Inserting feminism into migration studies is a global issue which should be taken into more consideration in the Global South. With current crises in all the global south economies, there is more influx of people especially female migrants from one neighboring country to another. Most women seek for greener pastures and where they will be given equal opportunity to live a self-sustained lifestyle. South Africa as one of the most sustained economy in the African continent continue to witness an influx of all types of migrants; both skilled and unskilled. Even so, consideration and policies should be implemented to accommodate women migrants as this can enhance and promote the country’s socio-economic development and facilitate gender equality and empowerment which is most needed in South Africa.

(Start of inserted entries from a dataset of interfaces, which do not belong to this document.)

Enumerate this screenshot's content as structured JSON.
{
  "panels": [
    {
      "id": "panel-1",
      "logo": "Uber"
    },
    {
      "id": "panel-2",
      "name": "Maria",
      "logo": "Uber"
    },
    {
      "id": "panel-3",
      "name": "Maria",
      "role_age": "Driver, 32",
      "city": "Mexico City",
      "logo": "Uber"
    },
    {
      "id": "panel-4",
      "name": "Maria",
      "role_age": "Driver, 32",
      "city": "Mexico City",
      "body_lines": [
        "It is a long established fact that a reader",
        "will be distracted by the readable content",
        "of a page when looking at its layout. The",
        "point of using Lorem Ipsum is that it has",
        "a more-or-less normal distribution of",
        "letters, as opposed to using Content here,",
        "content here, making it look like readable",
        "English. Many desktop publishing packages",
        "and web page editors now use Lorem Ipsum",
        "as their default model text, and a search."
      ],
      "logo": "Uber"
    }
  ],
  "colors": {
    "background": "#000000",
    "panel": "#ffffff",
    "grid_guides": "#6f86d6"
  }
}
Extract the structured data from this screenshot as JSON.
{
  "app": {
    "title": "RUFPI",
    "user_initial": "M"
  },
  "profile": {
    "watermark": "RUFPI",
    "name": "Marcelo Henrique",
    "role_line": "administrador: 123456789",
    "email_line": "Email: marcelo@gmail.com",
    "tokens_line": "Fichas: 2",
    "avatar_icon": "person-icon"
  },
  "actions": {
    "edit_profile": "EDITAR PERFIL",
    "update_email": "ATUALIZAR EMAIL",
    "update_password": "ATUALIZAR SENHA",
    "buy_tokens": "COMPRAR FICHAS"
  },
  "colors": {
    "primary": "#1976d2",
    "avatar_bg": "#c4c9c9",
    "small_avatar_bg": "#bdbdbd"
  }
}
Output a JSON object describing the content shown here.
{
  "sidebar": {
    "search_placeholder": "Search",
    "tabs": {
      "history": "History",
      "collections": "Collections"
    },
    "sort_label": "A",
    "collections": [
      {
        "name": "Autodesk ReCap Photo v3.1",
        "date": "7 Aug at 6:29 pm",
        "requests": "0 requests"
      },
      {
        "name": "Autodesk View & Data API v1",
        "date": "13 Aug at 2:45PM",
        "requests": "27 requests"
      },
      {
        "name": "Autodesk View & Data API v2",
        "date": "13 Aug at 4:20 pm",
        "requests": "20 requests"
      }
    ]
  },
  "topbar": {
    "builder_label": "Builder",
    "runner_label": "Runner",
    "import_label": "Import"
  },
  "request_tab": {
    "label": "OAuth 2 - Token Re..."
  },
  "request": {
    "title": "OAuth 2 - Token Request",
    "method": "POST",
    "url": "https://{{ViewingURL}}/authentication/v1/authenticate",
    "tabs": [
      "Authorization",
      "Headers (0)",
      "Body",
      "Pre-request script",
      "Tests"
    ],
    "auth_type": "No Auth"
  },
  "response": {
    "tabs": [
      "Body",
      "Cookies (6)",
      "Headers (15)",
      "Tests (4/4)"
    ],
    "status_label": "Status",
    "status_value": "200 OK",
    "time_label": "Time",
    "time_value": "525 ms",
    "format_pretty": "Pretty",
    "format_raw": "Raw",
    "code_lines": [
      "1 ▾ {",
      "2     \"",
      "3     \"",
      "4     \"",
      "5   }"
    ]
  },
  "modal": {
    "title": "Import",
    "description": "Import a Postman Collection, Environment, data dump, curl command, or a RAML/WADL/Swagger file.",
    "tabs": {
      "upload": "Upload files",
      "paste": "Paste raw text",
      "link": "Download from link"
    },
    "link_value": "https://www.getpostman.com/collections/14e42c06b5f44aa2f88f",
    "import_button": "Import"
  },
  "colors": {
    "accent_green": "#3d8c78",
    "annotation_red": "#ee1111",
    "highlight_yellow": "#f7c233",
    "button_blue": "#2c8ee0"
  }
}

The paper argues that inserting feminism into migration studies is the key to bridging inequality amongst women.
Appave, G. &, and N Sinha. 2017. “MIGRATION IN THE 2030 AGENDA.” Geneva. www.iom.int.
Bastia, Tanja, and Nicola Piper. 2019. “Women Migrants in the Global Economy: A Global Overview (and Regional Perspectives).” Gender & Development 27 (1): 15–30. https://doi.org/10.1080/13552074.2019.1570734.
Das, D. 2017. “What’s in a Term: Can Feminism Look beyond the Global North/Global South Geopolitical Paradigm?” Media and Culture 20 (6): 1–5.
Donzelli, Stefania. 2013. “Migration, the Global South, and Migrant Women Workers in the Field of Border Studies: Theoretical Approaches, Themes of Inquiry, and Suggestions for Future Work.” https://www.iss.nl/sites/corporate/files/Donzelli_BorderStudies_review_essay___annotated_bibly_15July2013.pdf.
IOM. 2017. “MIGRATION IN THE 2030 AGENDA.” Geneva. www.iom.int.
Kenny, Charles, and Megan O’donnell. 2016. “CGD NOTES 12/20/16 (Http://Www.Cgdev.Org/Publication/Why-Increasing-Female-Immigration-Flows-Gender-Unequal-Countries-Could-Have-Significant) Why Increasing Female Migration from Gender-Unequal Countries Is a Win for Everyone.” http://www.cgdev.org/publication/why-increasing-female-immigration-flows-gender-unequal-countries-could-have-significant.
UNFPA. 2018. “Five Reasons Migration Is a Feminist Issue | UNFPA - United Nations Population Fund.” United Nations Population Fund (UNFPA). 2018. https://www.unfpa.org/news/five-reasons-migration-feminist-issue.
Wolvers, A., Tappe, O., Salverda, T., &, and T. Schwarz. 2015. “Concepts of the Global South-Voices from around the World.” Germany. http://gssc.uni-koeln.de/node/452.
- Quote paper
- Tinuade Adekunbi Ojo (Author), 2019, Challenges and Prospects of Feminism and Migration Studies in the Global South, Munich, GRIN Verlag, https://www.grin.com/document/493777